- Adapt and learn new ways to socialize while maintaining 3 feet of distance (per the CDC). Space out easels in your backyard and paint together with your neighbors, or invite friends to bring their own folding chairs and sit outside to watch the sun set together on your front lawn. Take a walk around your neighborhood and wave to the people you see on the way. Encourage your kids to draw inspirational messages with chalk on your driveway: We are all in this together! Stay healthy, stay safe! Make someone smile today! The more opportunities you create to connect with friends, neighbors, and even strangers on any level—a smile, a wave, a word of cheerful greeting—the better it will be for you, and for them.
- If you are feeling lonely, write a letter to a care home resident. Reaching out to someone else who might be lonely, particularly with a handwritten letter, could brighten both of your days. Who knows—perhaps you will discover a new pen pal?
Bonding happens when you connect with those people who are closest to you.
Take this time to bond with your spouse or partner, your children, your best friends, your extended family, and even your pets. (More than one dog has wagged a tail in cheers to this unknown event which has resulted in his or her owner staying home every day!) If you are “stuck” together anyway, this bonding time could prove to be one of the most fruitful periods of your life.
Bridging happens when you connect with people from different networks.
Perhaps you are disgruntled at work, and thinking of seeking alternative employment. The pandemic has motivated so many people (in all professions) to revisit their goals and dreams, to rethink their desired job position—or even their desired industry! Entrepreneurs are taking this opportunity to test out their business savvy. Other people are seeing unfulfilled needs within their communities, and jumping on the opportunity to make money while meeting those needs. If you are seeking a change in your profession, then networking with those outside your own circle is the first step. This is also a form of social connection that is good for mental health. Regardless of whether you follow through with the change, you will have learned something about yourself and your interests.
Linking is connecting with the right resources or services.
Whether you’re seeking counseling, medical consultation, grocery delivery, education, employment, or personal/business connection, having the correct resources makes all the difference in the success of your endeavor. I encourage you to reach out to trusted personal connections, such as your physician, family members, close friends, neighbors, and trusted co-workers in order to find the connections you seek. If something or someone feels “off” or doesn’t seem like the right fit—try another option. Don’t give up; the solution is out there. Ask for help.
Your Prairie Naturopathic Doctors are here to help too.
Please reach out to us as soon as possible if you are struggling socially, emotionally, or physically. We are happy to help you formulate your plan for an improved quality of life, and to put you in connection with others who can help.

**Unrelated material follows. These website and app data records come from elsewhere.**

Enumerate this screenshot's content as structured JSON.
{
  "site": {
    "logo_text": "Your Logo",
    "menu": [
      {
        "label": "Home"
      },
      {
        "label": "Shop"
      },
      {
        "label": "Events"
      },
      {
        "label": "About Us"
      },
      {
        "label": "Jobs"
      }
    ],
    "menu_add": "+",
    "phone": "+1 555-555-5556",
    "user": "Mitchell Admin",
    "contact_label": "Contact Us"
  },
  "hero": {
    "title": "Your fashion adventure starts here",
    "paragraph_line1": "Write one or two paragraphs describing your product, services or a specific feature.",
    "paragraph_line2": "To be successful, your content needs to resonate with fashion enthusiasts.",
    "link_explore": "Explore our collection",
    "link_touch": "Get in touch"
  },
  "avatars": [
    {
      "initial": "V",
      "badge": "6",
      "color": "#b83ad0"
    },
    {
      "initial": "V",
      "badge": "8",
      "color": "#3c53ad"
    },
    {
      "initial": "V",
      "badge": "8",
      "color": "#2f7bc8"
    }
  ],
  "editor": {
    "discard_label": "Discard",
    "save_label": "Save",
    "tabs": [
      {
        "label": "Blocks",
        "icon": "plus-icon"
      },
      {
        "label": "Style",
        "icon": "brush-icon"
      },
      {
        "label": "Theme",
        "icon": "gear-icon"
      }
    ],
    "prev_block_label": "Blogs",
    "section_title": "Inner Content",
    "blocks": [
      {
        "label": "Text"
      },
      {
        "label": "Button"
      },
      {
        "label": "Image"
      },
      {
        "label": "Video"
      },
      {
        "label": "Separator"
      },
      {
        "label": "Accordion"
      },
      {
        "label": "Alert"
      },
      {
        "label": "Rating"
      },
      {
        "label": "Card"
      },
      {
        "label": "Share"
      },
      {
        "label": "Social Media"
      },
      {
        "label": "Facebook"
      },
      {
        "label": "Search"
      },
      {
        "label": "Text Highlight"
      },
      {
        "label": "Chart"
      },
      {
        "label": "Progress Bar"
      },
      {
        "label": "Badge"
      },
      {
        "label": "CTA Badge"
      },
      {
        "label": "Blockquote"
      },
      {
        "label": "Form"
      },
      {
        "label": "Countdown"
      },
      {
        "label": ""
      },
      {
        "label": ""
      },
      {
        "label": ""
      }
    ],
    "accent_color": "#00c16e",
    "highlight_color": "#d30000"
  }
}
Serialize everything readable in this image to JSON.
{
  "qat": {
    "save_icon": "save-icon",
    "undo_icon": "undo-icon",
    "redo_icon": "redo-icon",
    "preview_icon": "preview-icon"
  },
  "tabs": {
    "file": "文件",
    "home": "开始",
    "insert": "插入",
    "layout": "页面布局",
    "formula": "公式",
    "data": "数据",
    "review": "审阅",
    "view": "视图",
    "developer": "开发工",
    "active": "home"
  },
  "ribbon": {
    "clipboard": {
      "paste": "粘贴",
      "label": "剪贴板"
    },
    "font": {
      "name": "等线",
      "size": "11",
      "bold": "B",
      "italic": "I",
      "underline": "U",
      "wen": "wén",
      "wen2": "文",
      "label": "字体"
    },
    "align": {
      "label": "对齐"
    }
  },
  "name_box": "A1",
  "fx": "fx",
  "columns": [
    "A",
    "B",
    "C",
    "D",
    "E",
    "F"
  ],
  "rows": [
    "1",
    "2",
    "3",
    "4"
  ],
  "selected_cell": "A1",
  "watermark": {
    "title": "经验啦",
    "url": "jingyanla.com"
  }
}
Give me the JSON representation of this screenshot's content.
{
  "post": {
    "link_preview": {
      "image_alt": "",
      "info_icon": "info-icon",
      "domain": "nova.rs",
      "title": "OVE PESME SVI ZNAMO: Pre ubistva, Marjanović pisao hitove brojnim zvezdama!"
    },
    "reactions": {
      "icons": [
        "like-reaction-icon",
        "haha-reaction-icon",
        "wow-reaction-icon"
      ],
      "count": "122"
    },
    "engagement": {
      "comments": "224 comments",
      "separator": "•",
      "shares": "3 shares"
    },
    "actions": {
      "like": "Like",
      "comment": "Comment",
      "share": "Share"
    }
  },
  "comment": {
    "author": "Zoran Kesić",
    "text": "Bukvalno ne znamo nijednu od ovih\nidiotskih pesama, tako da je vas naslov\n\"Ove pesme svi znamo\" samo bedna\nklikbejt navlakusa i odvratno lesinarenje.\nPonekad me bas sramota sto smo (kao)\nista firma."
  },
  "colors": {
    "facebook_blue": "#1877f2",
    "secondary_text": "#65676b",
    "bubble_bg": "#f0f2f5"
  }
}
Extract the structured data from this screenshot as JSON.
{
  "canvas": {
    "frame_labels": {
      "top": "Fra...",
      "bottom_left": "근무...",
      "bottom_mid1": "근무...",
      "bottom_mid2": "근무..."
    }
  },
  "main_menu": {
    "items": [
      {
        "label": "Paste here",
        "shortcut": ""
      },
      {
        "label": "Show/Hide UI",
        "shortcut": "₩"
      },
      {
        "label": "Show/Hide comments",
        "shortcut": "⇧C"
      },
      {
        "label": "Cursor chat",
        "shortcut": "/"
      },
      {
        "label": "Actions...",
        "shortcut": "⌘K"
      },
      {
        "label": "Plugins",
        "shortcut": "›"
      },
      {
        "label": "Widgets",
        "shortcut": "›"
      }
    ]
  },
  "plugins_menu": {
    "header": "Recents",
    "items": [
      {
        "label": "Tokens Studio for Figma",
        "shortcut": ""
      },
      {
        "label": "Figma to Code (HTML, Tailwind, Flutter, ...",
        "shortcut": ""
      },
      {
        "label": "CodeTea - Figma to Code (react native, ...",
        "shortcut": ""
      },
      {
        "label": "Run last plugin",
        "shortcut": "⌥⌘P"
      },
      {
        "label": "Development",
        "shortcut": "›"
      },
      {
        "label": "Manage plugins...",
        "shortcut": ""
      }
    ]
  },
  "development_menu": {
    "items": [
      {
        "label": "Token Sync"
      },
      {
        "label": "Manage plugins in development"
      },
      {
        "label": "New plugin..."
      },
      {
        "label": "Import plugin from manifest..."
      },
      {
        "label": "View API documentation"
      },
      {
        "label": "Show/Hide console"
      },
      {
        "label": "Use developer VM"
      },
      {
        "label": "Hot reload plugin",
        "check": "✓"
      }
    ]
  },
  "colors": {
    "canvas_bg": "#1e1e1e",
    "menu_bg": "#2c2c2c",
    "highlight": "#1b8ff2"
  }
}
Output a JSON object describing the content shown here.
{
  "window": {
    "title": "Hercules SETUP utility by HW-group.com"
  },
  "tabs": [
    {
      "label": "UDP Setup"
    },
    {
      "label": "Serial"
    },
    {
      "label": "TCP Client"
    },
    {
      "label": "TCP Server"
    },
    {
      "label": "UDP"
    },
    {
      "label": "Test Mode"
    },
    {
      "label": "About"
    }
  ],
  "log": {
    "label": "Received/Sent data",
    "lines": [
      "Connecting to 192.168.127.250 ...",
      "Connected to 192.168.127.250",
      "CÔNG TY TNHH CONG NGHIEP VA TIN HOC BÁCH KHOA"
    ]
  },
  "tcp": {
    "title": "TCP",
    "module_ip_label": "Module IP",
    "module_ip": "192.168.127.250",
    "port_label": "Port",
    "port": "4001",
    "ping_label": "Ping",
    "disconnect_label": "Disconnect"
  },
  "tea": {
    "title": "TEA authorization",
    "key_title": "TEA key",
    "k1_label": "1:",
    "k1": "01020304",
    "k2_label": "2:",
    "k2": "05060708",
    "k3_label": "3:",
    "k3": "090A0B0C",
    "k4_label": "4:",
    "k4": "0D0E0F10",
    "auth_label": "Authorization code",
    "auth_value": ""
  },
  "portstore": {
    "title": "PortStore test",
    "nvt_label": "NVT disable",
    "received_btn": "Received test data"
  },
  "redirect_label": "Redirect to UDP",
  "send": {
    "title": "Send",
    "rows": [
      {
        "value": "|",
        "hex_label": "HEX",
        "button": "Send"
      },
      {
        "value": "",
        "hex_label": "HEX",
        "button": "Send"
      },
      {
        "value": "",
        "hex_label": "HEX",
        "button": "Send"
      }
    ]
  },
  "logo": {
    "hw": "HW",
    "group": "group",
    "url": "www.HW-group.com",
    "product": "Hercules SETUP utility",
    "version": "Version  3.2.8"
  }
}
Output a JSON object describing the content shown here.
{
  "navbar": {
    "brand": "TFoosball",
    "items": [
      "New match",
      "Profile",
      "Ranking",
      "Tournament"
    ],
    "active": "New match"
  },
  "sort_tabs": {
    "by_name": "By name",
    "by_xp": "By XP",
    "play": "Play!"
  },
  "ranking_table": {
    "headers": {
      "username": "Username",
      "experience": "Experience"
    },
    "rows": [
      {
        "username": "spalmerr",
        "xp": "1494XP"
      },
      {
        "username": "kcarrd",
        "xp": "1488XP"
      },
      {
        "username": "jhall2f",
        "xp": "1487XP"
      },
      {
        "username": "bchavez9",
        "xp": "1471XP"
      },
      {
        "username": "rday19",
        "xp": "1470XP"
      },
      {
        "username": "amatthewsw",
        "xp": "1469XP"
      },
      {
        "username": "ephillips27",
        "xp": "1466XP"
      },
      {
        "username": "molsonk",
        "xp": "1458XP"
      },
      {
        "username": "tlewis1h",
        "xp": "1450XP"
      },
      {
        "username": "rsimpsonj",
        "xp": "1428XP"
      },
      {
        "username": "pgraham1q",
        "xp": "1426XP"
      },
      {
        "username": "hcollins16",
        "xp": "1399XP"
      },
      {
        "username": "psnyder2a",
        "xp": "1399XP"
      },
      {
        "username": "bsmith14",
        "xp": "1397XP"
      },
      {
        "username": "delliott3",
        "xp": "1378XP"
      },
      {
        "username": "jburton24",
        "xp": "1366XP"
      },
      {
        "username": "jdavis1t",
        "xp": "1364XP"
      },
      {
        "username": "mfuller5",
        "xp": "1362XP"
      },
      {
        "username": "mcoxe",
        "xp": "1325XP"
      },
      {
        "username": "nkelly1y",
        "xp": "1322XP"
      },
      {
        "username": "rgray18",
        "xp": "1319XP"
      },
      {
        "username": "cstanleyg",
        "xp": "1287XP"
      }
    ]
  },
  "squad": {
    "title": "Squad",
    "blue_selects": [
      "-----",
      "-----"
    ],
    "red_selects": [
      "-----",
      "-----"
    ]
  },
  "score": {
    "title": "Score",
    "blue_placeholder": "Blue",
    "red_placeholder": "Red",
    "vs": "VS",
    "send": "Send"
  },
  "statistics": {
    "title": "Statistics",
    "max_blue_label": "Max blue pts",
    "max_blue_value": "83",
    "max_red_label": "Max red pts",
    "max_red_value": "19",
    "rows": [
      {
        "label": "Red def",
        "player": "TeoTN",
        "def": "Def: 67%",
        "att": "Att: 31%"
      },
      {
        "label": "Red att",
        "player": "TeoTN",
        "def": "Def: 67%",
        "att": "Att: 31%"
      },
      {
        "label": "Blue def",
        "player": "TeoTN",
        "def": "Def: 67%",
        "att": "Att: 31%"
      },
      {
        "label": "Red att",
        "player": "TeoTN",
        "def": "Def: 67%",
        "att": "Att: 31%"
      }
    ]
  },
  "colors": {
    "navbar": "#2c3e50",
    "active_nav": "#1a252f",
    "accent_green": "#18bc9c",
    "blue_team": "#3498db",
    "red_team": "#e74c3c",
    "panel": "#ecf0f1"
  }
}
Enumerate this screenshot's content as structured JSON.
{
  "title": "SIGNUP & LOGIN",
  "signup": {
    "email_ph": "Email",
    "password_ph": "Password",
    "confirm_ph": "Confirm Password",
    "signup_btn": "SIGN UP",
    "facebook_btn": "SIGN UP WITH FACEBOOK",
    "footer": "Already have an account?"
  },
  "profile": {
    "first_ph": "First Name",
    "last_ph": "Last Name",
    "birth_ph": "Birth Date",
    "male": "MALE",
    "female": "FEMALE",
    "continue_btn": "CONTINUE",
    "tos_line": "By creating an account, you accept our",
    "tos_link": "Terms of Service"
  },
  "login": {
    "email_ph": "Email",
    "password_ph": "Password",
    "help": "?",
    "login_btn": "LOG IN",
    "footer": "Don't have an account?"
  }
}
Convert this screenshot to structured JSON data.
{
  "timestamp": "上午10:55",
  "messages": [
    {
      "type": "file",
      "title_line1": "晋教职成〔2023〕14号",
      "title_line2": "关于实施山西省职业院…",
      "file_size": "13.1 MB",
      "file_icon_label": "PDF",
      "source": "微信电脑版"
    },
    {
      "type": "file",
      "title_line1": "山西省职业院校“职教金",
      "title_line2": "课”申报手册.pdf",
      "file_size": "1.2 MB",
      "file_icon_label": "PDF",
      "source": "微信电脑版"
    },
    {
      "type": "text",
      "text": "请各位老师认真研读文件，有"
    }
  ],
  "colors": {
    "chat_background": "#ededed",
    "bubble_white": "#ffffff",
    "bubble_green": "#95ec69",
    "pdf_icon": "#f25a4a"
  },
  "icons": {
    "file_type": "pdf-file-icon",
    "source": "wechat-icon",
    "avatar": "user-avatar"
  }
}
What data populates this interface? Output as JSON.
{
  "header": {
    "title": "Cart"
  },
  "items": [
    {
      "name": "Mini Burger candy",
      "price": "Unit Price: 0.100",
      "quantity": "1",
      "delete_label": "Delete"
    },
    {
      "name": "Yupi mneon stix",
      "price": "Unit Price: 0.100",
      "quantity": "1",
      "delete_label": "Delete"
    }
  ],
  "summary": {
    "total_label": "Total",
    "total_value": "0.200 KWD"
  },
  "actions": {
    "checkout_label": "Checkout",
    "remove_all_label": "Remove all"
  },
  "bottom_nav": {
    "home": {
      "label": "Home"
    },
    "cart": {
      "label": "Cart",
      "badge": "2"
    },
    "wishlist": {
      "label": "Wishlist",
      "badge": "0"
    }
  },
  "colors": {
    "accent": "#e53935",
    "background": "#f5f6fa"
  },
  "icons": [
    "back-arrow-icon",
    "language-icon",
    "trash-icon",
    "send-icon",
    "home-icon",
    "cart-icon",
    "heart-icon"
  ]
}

We firmly believe that life can still be good, despite everything we’ve been through since the pandemic began.
Please share below: What (or who) has helped you to cope with the effects of COVID-19?